Reconstruction team officials are also candid about problems.

Civil affairs operations ceased in the volatile town of Skhin after attacks on the firebase. In the sprawling grit of Gardez, insurgents set off bombs four consecutive days last week. A Taliban commander told Reuters the bombing that killed 16 people in Kandahar was a botched attempt to destroy the reconstruction team there.

Fundamentally, there are simply too few personnel to handle the mission of trying to modernize the lives of people essentially living in the 17th century. Yet, U.S. commanders announced recently that reconstruction teams would expand in an effort to provide security in southern and eastern border regions where Taliban and al-Qaida attacks are increasing.

Expanding teams will improve security and accelerate development, said Lt. Gen. David Barno in December.

Plans call for having teams in all 32 of Afghanistan's provinces, according to Gardez reconstruction team officials.

"Lieutenant General Barno wants us to push these people out, and that's how we're going to win the war," leaving Afghanistan a moderate Islamic republic and western ally, Breckel said.

But expansion is proving problematic.

When Breckel's reservists took over at Gardez three weeks ago, they found they were going to have one, 25-person team for their huge area, down from two teams the previous rotation. There are only 4,500 people in civil affairs, and 90 percent are reservists, Bennett said. All are either coming back from deployments, deployed or getting ready to deploy, he said.

Still, team members soldier on at Gardez, and clearly there is passion for the job, somewhat tempered by the reality of myriad missions from security to voter registration.

Domby, the reconstruction team engineer, worked on almost 50 projects during his deployment. He left last week. A reservist from Texas, he said he found the work so fulfilling that he plans to come back on active duty and return to Afghanistan.

The PRT effort hinges on "getting to the kids," said Staff Sgt. Kirk Hill, a medic from the 321st Civil Affairs Brigade with a degree in human services. When insurgents planted mines in culverts outside Firebase Gardez, local children came to the base and led soldiers to the mines, said Hill and Domby.

The reconstruction team effort will work, Hill said, but the Gardez team is up against roving bands of fundamentalist preachers who take over local mosques and spew Taliban rhetoric.
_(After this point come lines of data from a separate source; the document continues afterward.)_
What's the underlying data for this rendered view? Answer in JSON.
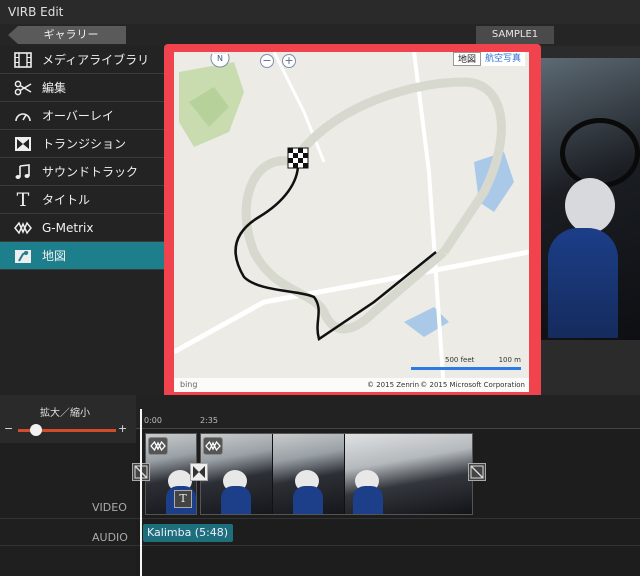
{
  "app": {
    "title": "VIRB Edit"
  },
  "top": {
    "gallery_label": "ギャラリー",
    "project_name": "SAMPLE1"
  },
  "sidebar": {
    "items": [
      {
        "label": "メディアライブラリ",
        "icon": "film-icon"
      },
      {
        "label": "編集",
        "icon": "scissors-icon"
      },
      {
        "label": "オーバーレイ",
        "icon": "gauge-icon"
      },
      {
        "label": "トランジション",
        "icon": "transition-icon"
      },
      {
        "label": "サウンドトラック",
        "icon": "music-note-icon"
      },
      {
        "label": "タイトル",
        "icon": "title-t-icon"
      },
      {
        "label": "G-Metrix",
        "icon": "gmetrix-icon"
      },
      {
        "label": "地図",
        "icon": "map-icon",
        "active": true
      }
    ]
  },
  "map": {
    "nav_label": "N",
    "zoom_out": "−",
    "zoom_in": "+",
    "type_map": "地図",
    "type_aerial": "航空写真",
    "scale_feet": "500 feet",
    "scale_m": "100 m",
    "copyright_zenrin": "© 2015 Zenrin",
    "copyright_ms": "© 2015 Microsoft Corporation",
    "provider": "bing"
  },
  "zoom": {
    "label": "拡大／縮小",
    "minus": "−",
    "plus": "+"
  },
  "timeline": {
    "ticks": [
      "0:00",
      "2:35"
    ],
    "video_label": "VIDEO",
    "audio_label": "AUDIO",
    "audio_clip": "Kalimba  (5:48)",
    "title_btn": "T"
  },
  "colors": {
    "accent": "#1e7f8c",
    "modal_border": "#f0434e",
    "zoom_track": "#d34b2b"
  }
}
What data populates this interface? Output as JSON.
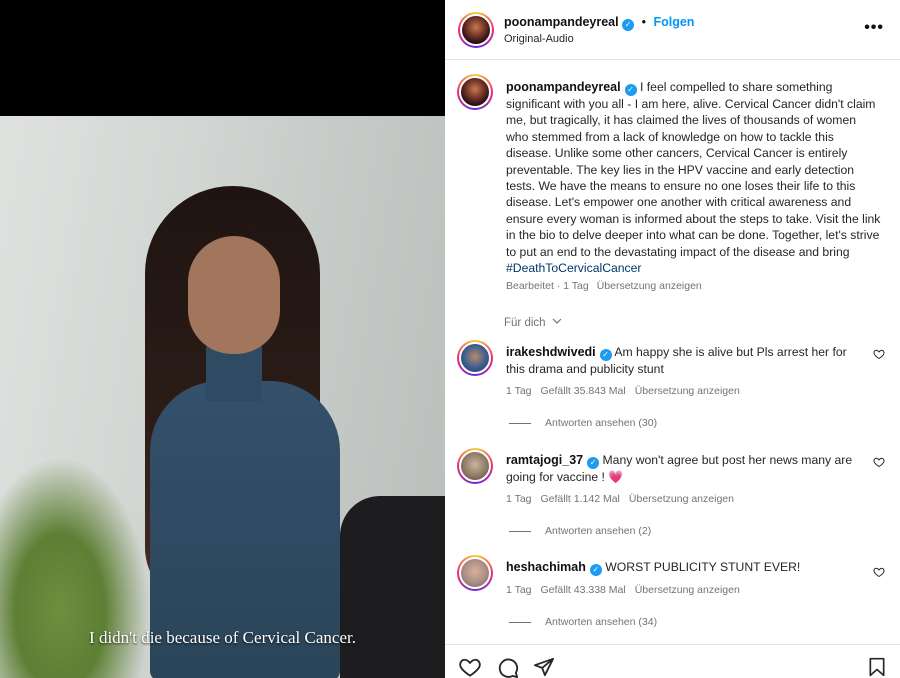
{
  "video": {
    "subtitle": "I didn't die because of Cervical Cancer."
  },
  "header": {
    "username": "poonampandeyreal",
    "separator": "•",
    "follow_label": "Folgen",
    "audio": "Original-Audio",
    "more_icon": "more-horizontal-icon",
    "more_glyph": "•••"
  },
  "caption": {
    "username": "poonampandeyreal",
    "text": "I feel compelled to share something significant with you all - I am here, alive. Cervical Cancer didn't claim me, but tragically, it has claimed the lives of thousands of women who stemmed from a lack of knowledge on how to tackle this disease. Unlike some other cancers, Cervical Cancer is entirely preventable. The key lies in the HPV vaccine and early detection tests. We have the means to ensure no one loses their life to this disease. Let's empower one another with critical awareness and ensure every woman is informed about the steps to take. Visit the link in the bio to delve deeper into what can be done. Together, let's strive to put an end to the devastating impact of the disease and bring",
    "hashtag": "#DeathToCervicalCancer",
    "edited": "Bearbeitet · 1 Tag",
    "translate": "Übersetzung anzeigen"
  },
  "for_you": "Für dich",
  "comments": [
    {
      "username": "irakeshdwivedi",
      "text": "Am happy she is alive but Pls arrest her for this drama and publicity stunt",
      "time": "1 Tag",
      "likes": "Gefällt 35.843 Mal",
      "translate": "Übersetzung anzeigen",
      "replies": "Antworten ansehen (30)"
    },
    {
      "username": "ramtajogi_37",
      "text": "Many won't agree but post her news many are going for vaccine !",
      "emoji": "💗",
      "time": "1 Tag",
      "likes": "Gefällt 1.142 Mal",
      "translate": "Übersetzung anzeigen",
      "replies": "Antworten ansehen (2)"
    },
    {
      "username": "heshachimah",
      "text": "WORST PUBLICITY STUNT EVER!",
      "time": "1 Tag",
      "likes": "Gefällt 43.338 Mal",
      "translate": "Übersetzung anzeigen",
      "replies": "Antworten ansehen (34)"
    }
  ],
  "verified_glyph": "✓",
  "colors": {
    "link_blue": "#0095f6",
    "verified_blue": "#1d9bf0",
    "hashtag": "#00376b",
    "secondary_text": "#737373"
  },
  "icons": {
    "like": "heart-icon",
    "comment": "comment-icon",
    "share": "share-icon",
    "save": "bookmark-icon"
  }
}
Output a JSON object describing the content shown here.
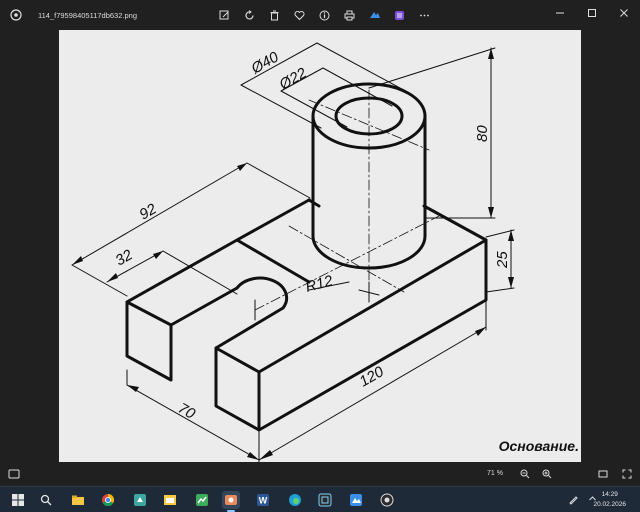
{
  "titlebar": {
    "file_name": "114_f79598405117db632.png"
  },
  "toolbar": {
    "icons": [
      "edit-icon",
      "rotate-icon",
      "delete-icon",
      "favorite-icon",
      "info-icon",
      "print-icon",
      "share-icon",
      "more-app-icon",
      "more-icon"
    ]
  },
  "window_controls": [
    "minimize",
    "maximize",
    "close"
  ],
  "drawing": {
    "dim_d40": "Ø40",
    "dim_d22": "Ø22",
    "dim_80": "80",
    "dim_92": "92",
    "dim_32": "32",
    "dim_r12": "R12",
    "dim_25": "25",
    "dim_120": "120",
    "dim_70": "70",
    "caption": "Основание."
  },
  "statusbar": {
    "zoom": "71 %"
  },
  "taskbar": {
    "time": "14:29",
    "date": "20.02.2026"
  }
}
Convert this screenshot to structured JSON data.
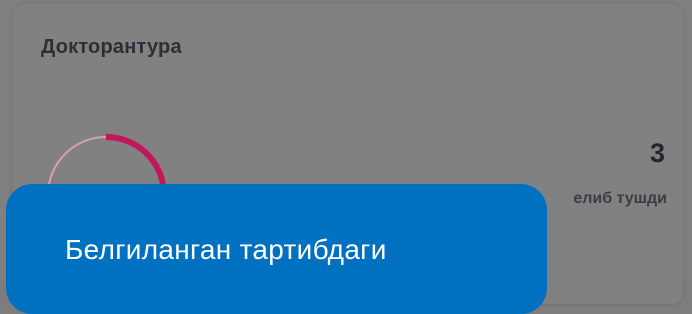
{
  "card": {
    "title": "Докторантура",
    "progress_fraction": 0.22,
    "ring_track_color": "#d6a0b0",
    "ring_progress_color": "#c2185b",
    "stat_value": "3",
    "stat_label_visible": "елиб тушди"
  },
  "tooltip": {
    "text": "Белгиланган тартибдаги",
    "background_color": "#0070c0"
  }
}
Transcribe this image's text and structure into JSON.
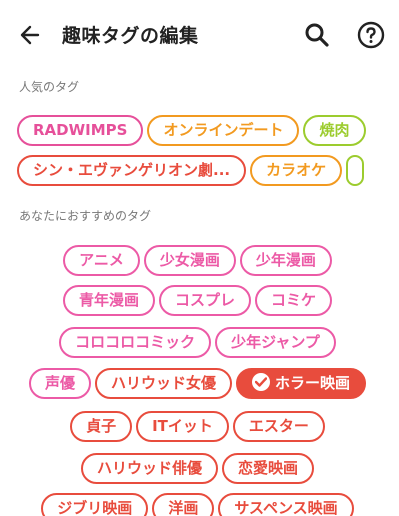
{
  "header": {
    "title": "趣味タグの編集"
  },
  "colors": {
    "popular": [
      "#e6509a",
      "#f29a20",
      "#9ccc2e",
      "#e84c3d"
    ],
    "recommend": "#ec5aa6",
    "red": "#e84c3d",
    "selected_bg": "#e84c3d"
  },
  "popular": {
    "label": "人気のタグ",
    "row1": [
      {
        "label": "RADWIMPS",
        "color": "#e6509a"
      },
      {
        "label": "オンラインデート",
        "color": "#f29a20"
      },
      {
        "label": "焼肉",
        "color": "#9ccc2e"
      }
    ],
    "row2": [
      {
        "label": "シン・エヴァンゲリオン劇...",
        "color": "#e84c3d"
      },
      {
        "label": "カラオケ",
        "color": "#f29a20"
      }
    ]
  },
  "recommend": {
    "label": "あなたにおすすめのタグ",
    "rows": [
      [
        "アニメ",
        "少女漫画",
        "少年漫画"
      ],
      [
        "青年漫画",
        "コスプレ",
        "コミケ"
      ],
      [
        "コロコロコミック",
        "少年ジャンプ"
      ],
      [
        "声優",
        "ハリウッド女優",
        "ホラー映画"
      ],
      [
        "貞子",
        "ITイット",
        "エスター"
      ],
      [
        "ハリウッド俳優",
        "恋愛映画"
      ],
      [
        "ジブリ映画",
        "洋画",
        "サスペンス映画"
      ]
    ],
    "selected": "ホラー映画"
  }
}
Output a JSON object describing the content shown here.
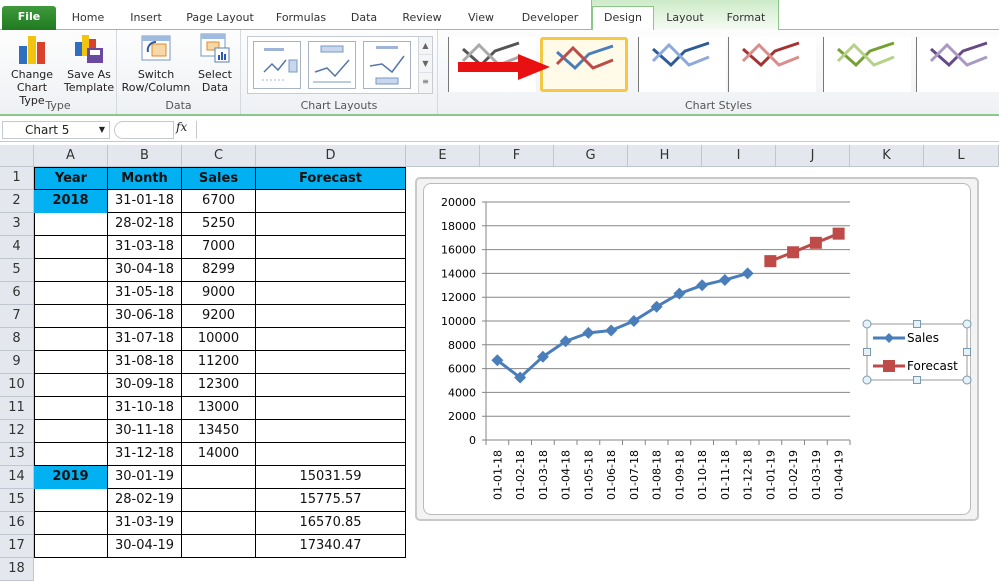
{
  "ribbon_tabs": {
    "file": "File",
    "home": "Home",
    "insert": "Insert",
    "page_layout": "Page Layout",
    "formulas": "Formulas",
    "data": "Data",
    "review": "Review",
    "view": "View",
    "developer": "Developer",
    "design": "Design",
    "layout": "Layout",
    "format": "Format"
  },
  "ribbon": {
    "type_group": {
      "label": "Type",
      "change_chart_type": [
        "Change",
        "Chart Type"
      ],
      "save_as_template": [
        "Save As",
        "Template"
      ]
    },
    "data_group": {
      "label": "Data",
      "switch_row_column": [
        "Switch",
        "Row/Column"
      ],
      "select_data": [
        "Select",
        "Data"
      ]
    },
    "chart_layouts": {
      "label": "Chart Layouts"
    },
    "chart_styles": {
      "label": "Chart Styles",
      "selected_index": 1,
      "styles": [
        {
          "name": "style-gray",
          "c1": "#555555",
          "c2": "#aaaaaa"
        },
        {
          "name": "style-multicolor",
          "c1": "#4a7ebb",
          "c2": "#be4b48"
        },
        {
          "name": "style-blue",
          "c1": "#2e5c99",
          "c2": "#8eaadb"
        },
        {
          "name": "style-red",
          "c1": "#a33331",
          "c2": "#db8d8b"
        },
        {
          "name": "style-green",
          "c1": "#77a033",
          "c2": "#b5d18a"
        },
        {
          "name": "style-purple",
          "c1": "#654a86",
          "c2": "#a99ac3"
        }
      ]
    }
  },
  "formula_bar": {
    "name_box": "Chart 5",
    "fx": "fx",
    "formula": ""
  },
  "columns": [
    "A",
    "B",
    "C",
    "D",
    "E",
    "F",
    "G",
    "H",
    "I",
    "J",
    "K",
    "L"
  ],
  "rows": [
    "1",
    "2",
    "3",
    "4",
    "5",
    "6",
    "7",
    "8",
    "9",
    "10",
    "11",
    "12",
    "13",
    "14",
    "15",
    "16",
    "17",
    "18"
  ],
  "table": {
    "headers": [
      "Year",
      "Month",
      "Sales",
      "Forecast"
    ],
    "rows": [
      [
        "2018",
        "31-01-18",
        "6700",
        ""
      ],
      [
        "",
        "28-02-18",
        "5250",
        ""
      ],
      [
        "",
        "31-03-18",
        "7000",
        ""
      ],
      [
        "",
        "30-04-18",
        "8299",
        ""
      ],
      [
        "",
        "31-05-18",
        "9000",
        ""
      ],
      [
        "",
        "30-06-18",
        "9200",
        ""
      ],
      [
        "",
        "31-07-18",
        "10000",
        ""
      ],
      [
        "",
        "31-08-18",
        "11200",
        ""
      ],
      [
        "",
        "30-09-18",
        "12300",
        ""
      ],
      [
        "",
        "31-10-18",
        "13000",
        ""
      ],
      [
        "",
        "30-11-18",
        "13450",
        ""
      ],
      [
        "",
        "31-12-18",
        "14000",
        ""
      ],
      [
        "2019",
        "30-01-19",
        "",
        "15031.59"
      ],
      [
        "",
        "28-02-19",
        "",
        "15775.57"
      ],
      [
        "",
        "31-03-19",
        "",
        "16570.85"
      ],
      [
        "",
        "30-04-19",
        "",
        "17340.47"
      ]
    ]
  },
  "chart_data": {
    "type": "line",
    "title": "",
    "xlabel": "",
    "ylabel": "",
    "categories": [
      "01-01-18",
      "01-02-18",
      "01-03-18",
      "01-04-18",
      "01-05-18",
      "01-06-18",
      "01-07-18",
      "01-08-18",
      "01-09-18",
      "01-10-18",
      "01-11-18",
      "01-12-18",
      "01-01-19",
      "01-02-19",
      "01-03-19",
      "01-04-19"
    ],
    "series": [
      {
        "name": "Sales",
        "color": "#4a7ebb",
        "marker": "diamond",
        "values": [
          6700,
          5250,
          7000,
          8299,
          9000,
          9200,
          10000,
          11200,
          12300,
          13000,
          13450,
          14000,
          null,
          null,
          null,
          null
        ]
      },
      {
        "name": "Forecast",
        "color": "#be4b48",
        "marker": "square",
        "values": [
          null,
          null,
          null,
          null,
          null,
          null,
          null,
          null,
          null,
          null,
          null,
          null,
          15031.59,
          15775.57,
          16570.85,
          17340.47
        ]
      }
    ],
    "ylim": [
      0,
      20000
    ],
    "yticks": [
      "0",
      "2000",
      "4000",
      "6000",
      "8000",
      "10000",
      "12000",
      "14000",
      "16000",
      "18000",
      "20000"
    ],
    "grid": true,
    "legend": "right"
  },
  "colors": {
    "header_fill": "#00b0f0",
    "accent_green": "#1f7a21",
    "arrow_red": "#e81010"
  }
}
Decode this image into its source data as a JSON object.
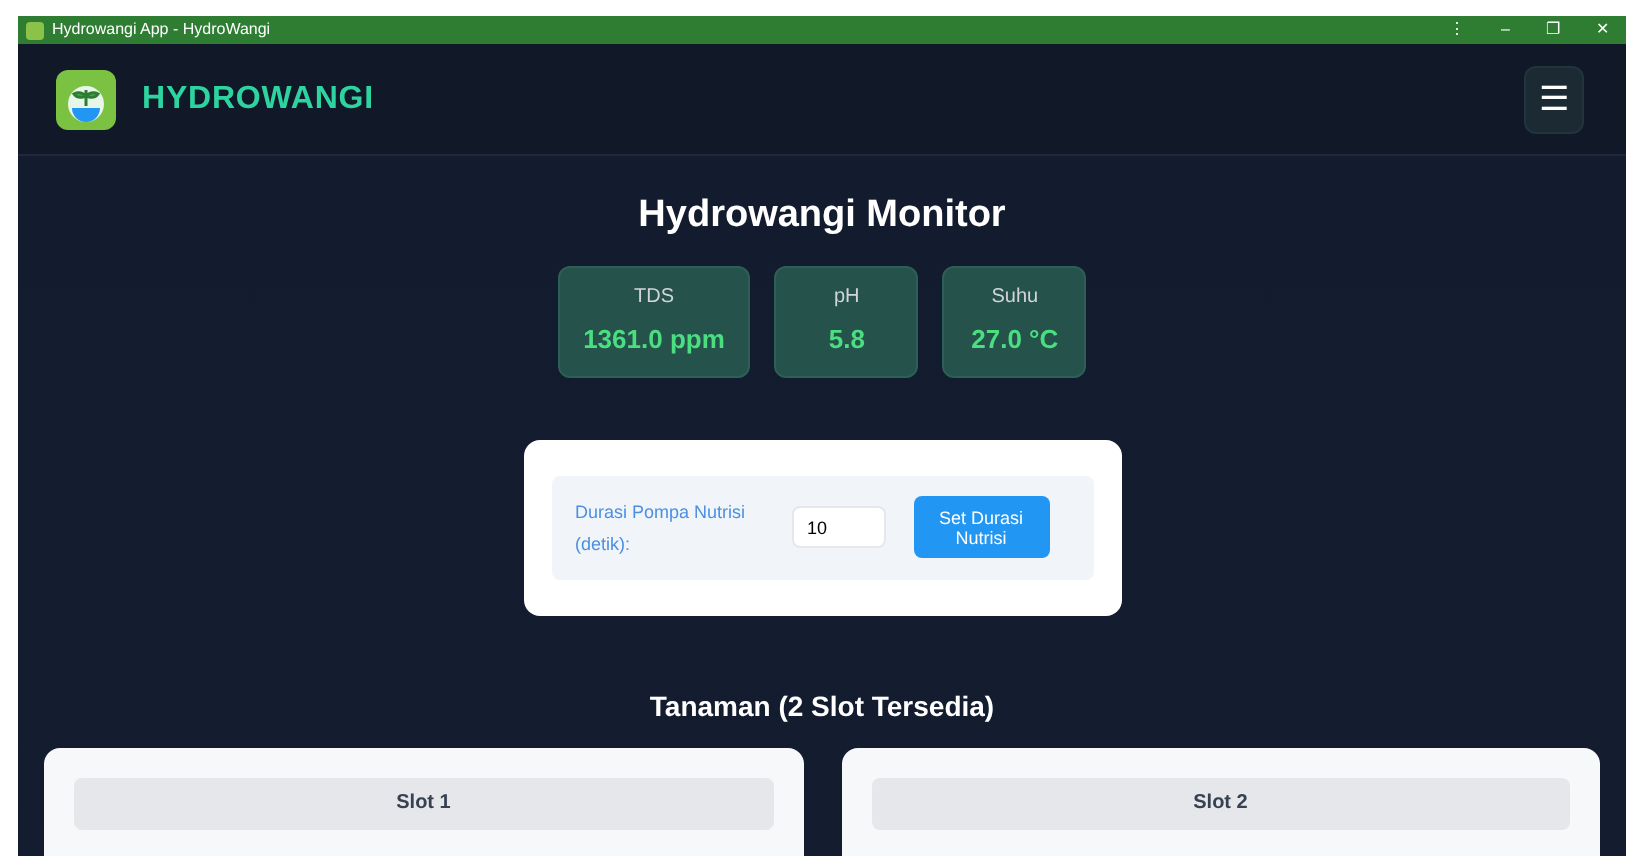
{
  "window": {
    "title": "Hydrowangi App - HydroWangi",
    "controls": [
      "⋮",
      "–",
      "❐",
      "✕"
    ]
  },
  "header": {
    "brand": "HYDROWANGI",
    "menu": "☰"
  },
  "monitor": {
    "title": "Hydrowangi Monitor",
    "readings": [
      {
        "label": "TDS",
        "value": "1361.0 ppm"
      },
      {
        "label": "pH",
        "value": "5.8"
      },
      {
        "label": "Suhu",
        "value": "27.0 °C"
      }
    ]
  },
  "pump": {
    "label": "Durasi Pompa Nutrisi (detik):",
    "value": "10",
    "button": "Set Durasi Nutrisi"
  },
  "plants": {
    "title": "Tanaman (2 Slot Tersedia)",
    "slots": [
      {
        "name": "Slot 1"
      },
      {
        "name": "Slot 2"
      }
    ]
  }
}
One sign of success is that al-Qaida is actually copying reconstruction teams, setting up its own aid operation in the town of Skhin.

"They're learning from us. But they don't have the resources of the NGOs," he said. The vast majority of Afghans will support "whatever brings stability."

"It's going to take a long time to raise up the population to the point they can make an educated decision" about governance, said Staff Sgt. Tom Mitchell, a Minnesotan who has been at Gardez for a year and recently extended his tour. "It's hard to do [psychological operations] when people can't even read the pamphlets."

Moreover, he said, there can be no stability until the border with Pakistan is sealed, stopping the influx of Taliban and al-Qaida.

Sound Off...What do you think? Join the discussion.

This article is provided courtesy of Stars & Stripes, which got its start as a newspaper for Union troops during the Civil War, and has been published continuously since 1942 in Europe and 1945 in the Pacific. Stripes reporters have been in the field with American soldiers, sailors and airmen in World War II, Korea, the Cold War, Vietnam, the Gulf War, Bosnia and Kosovo, and are now on assignment in the Middle East.

Stars & Stripes Website

Copyright 2004 Stars and Stripes. All rights reserved. This material may not be published, broadcast, rewritten or redistributed.

Sound Off...What do you think? Join the discussion.

Copyright 2016 . All rights reserved. This material may not be published, broadcast, rewritten or redistributed.


Search for Military News:  

© 2016 Military Advantage
A Monster Company.